“Forget shareholders, forget stock speculators, for the rest of the marketplace, the one thing that is keeping [interest] rates lower than they’d otherwise be is this conservatorship,” said Dave Stevens, who recently retired as president and CEO of the Mortgage Bankers Association.
“I think global investors, if they’re going to invest in a triple A MBS [mortgage-backed security], they want to know there is a government backstop behind it. Without that and without some true reasonable pathway forward, I think we see rates hiccup in any other action that takes place,” he added
CNBC – Decade after housing crash, Fannie Mae and Freddie Mac are Uncle Sam’s cash cows (September 6th)
Another problem with government intervention in the mortgage underwriting sector is that there is little incentive for mortgage underwriters to accurately gauge a borrower’s risk profile. As long as a mortgage can conform to Fannie Mae or FHA guidelines the borrower will get his or her loan to purchase a home.
In addition, this explicit government-backing creates a guarantee against default; cultivating an incentive for moral hazard behavior by the lender and underwriter. Why worry about default if the government will backstop the loans? Let’s just maximize our loan underwriting and we can actively advertise.

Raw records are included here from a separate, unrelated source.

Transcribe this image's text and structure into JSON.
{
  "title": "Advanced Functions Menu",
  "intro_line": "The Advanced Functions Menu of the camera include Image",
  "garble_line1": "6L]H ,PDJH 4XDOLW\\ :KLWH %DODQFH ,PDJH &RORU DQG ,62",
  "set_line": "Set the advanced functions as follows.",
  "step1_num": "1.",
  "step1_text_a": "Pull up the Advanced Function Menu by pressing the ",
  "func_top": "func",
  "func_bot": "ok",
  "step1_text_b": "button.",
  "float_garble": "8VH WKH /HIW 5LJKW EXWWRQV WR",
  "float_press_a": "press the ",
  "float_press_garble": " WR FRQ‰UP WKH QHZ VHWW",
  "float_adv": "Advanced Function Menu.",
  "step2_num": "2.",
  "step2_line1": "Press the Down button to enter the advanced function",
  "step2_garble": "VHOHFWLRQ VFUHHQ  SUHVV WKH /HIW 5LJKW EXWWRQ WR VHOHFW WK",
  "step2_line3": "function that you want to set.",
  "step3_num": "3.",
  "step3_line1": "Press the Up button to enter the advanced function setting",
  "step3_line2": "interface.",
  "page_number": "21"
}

Without the assumption of default risk, lenders and mortgage back securities investors will accept a lower rate of return (i.e. lend to borrowers at lower mortgage rates than what the free market would normally bear). This creates excess demand as borrowers can now borrow at lower rates than they could get without government intervention.
With government intervention in the mortgage markets, the cost of capital is subsidized and house prices rise
Socialism comes in many forms. The federal government’s effective control of the mortgage market is perhaps the largest single social program available. Although socialism is ostensibly designed to help those most in need, the biggest beneficiaries are the wealthiest. Moreover, these wealthy usually own the corporations that dispense the “benefits.”
In order to bolster the US housing market and the overall economy, Fannie Mae and Freddie Mac became the primary buyers in the secondary market. This kept investors interested, as loans backed by Fannie and Freddie are considered to be safe investments due to their government support. The federal government now invests or insures over 90 percent of mortgages in the US via Fannie Mae, Freddie Mac and Ginnie Mae.
Wow! The Feds effectively control the entire mortgage market. They are backing up to 90% of mortgage underwriting. As long as house prices continue to rise, then the moral hazard mindset of not being held accountable for the long-term ramifications of short-term underwriting decisions is not a major issue. But if house prices stumble we could see another bust cycle as much of the excess demand in the housing market created by artificially low mortgage rates could end up becoming excess supply.
Imagine a world without the GSEs and government intervention
Based on my understanding of economics and public finance, if Fannie Mae, Freddie Mac, and the FHA were not intervening in the housing marketplace;
- interest rates would be higher (not just in the mortgage market, but in the entire credit market). The rates would reflect the true market place risk.
- housing supply would be greater,
- demand would be less, and
- prices would be much lower.
Unfortunately, as long as the federal government controls the debt markets and especially, the mortgage market, we will never know what true equilibrium in the housing market looks like. Keep in mind that those who are pumping up the current system and are its biggest promoters are the people who have the most to gain from the status quo.